They were not and never were a part of the ambassador’s security team, but were working on other issues.
They did, however, take up arms when the ambassador became separated from his security detail and engaged attackers in an hours-long firefight before being killed.
Just as we’d expect of the best America has to offer.
As for the current administration’s “smart” diplomacy and its handling of this foreign policy fiasco, we’ll reserve comment.
God bless America and our servicemen!
The two former Navy SEALs killed in last week’s attack on the U.S. consulate in Benghazi were not part of Ambassador Chris Stevens’ official security detail but took up arms in an effort to protect the facility when it was overrun by insurgents, U.S. officials tell the Washington Guardian.
The two former SEALS, Tyrone Woods, 41, and Glen Doherty, 42, were not employed by the State Department diplomatic security office and instead were what is known as personal service contractors who had other duties related to security, the officials said.
They stepped into action, however, when Stevens became separated from the small security detail normally assigned to protect him when he traveled from the more fortified embassy in Tripoli to Benghazi, the officials said.
The two ex-Seals and others engaged in a lengthy firefight with the extremists who attacked the compound, a fight that stretched from the inner area of the consulate to an outside annex and a nearby safe house — a location that the insurgents appeared to know about, the officials said.
The officials provided the information to the Washington Guardian, saying they feared the Obama administration’s scant description of the episode left a misimpression that the two ex-Navy SEALs might have been responsible for the ambassador’s personal safety or become separated from him.

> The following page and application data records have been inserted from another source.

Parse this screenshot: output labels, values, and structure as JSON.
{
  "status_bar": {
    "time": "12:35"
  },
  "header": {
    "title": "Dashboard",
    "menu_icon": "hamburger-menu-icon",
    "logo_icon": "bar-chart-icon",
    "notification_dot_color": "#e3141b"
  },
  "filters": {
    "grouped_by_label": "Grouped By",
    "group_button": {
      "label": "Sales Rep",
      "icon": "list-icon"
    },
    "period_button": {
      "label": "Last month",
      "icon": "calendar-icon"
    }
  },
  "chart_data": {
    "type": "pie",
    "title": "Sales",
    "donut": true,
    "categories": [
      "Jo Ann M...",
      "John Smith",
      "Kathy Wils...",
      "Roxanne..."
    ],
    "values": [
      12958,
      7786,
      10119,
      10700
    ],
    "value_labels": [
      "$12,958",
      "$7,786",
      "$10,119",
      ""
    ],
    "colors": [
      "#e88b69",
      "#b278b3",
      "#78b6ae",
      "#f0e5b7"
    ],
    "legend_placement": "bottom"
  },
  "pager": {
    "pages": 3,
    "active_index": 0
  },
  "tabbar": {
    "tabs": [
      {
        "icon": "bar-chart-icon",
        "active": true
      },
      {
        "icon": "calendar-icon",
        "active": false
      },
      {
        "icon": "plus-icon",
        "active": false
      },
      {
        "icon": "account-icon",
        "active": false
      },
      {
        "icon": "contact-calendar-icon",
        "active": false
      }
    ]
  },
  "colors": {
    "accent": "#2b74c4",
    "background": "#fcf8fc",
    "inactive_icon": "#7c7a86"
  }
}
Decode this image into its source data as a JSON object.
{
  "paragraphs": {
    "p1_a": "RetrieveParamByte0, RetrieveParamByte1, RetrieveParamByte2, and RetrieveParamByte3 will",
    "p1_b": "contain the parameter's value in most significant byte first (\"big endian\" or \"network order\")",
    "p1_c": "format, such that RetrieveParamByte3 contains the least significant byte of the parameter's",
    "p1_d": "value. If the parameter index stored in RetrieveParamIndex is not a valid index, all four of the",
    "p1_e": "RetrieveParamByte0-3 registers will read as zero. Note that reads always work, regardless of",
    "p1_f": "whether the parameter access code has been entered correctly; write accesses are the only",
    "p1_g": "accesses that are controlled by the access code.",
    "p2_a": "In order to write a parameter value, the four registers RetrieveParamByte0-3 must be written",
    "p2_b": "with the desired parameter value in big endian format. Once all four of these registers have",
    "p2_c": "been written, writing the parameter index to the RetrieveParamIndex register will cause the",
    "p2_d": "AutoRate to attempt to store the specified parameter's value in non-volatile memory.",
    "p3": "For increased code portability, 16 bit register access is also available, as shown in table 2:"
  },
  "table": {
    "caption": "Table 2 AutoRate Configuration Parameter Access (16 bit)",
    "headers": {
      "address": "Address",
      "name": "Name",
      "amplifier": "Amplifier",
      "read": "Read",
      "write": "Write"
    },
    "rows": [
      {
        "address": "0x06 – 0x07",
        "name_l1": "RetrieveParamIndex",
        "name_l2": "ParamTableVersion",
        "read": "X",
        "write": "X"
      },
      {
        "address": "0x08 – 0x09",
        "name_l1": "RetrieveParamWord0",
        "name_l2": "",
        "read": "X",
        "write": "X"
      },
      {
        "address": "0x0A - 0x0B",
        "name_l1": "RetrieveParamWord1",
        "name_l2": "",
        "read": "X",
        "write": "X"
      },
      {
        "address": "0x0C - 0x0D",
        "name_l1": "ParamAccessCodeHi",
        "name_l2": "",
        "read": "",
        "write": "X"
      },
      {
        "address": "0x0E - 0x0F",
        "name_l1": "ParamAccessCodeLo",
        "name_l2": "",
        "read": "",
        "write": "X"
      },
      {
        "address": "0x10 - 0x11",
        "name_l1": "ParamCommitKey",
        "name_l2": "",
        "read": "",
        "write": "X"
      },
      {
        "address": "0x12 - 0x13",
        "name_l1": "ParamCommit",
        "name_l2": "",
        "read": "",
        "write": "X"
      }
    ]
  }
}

“Woods and Doherty weren’t part of the detail, nor were they personally responsible for the ambassador’s security, but they stepped into the breach when the attacks occurred and their actions saved others lives — and they shouldn’t be lumped in with the security detail,” one senior official said, speaking only on condition of anonymity because he wasn’t authorized to speak publicly about the State Department.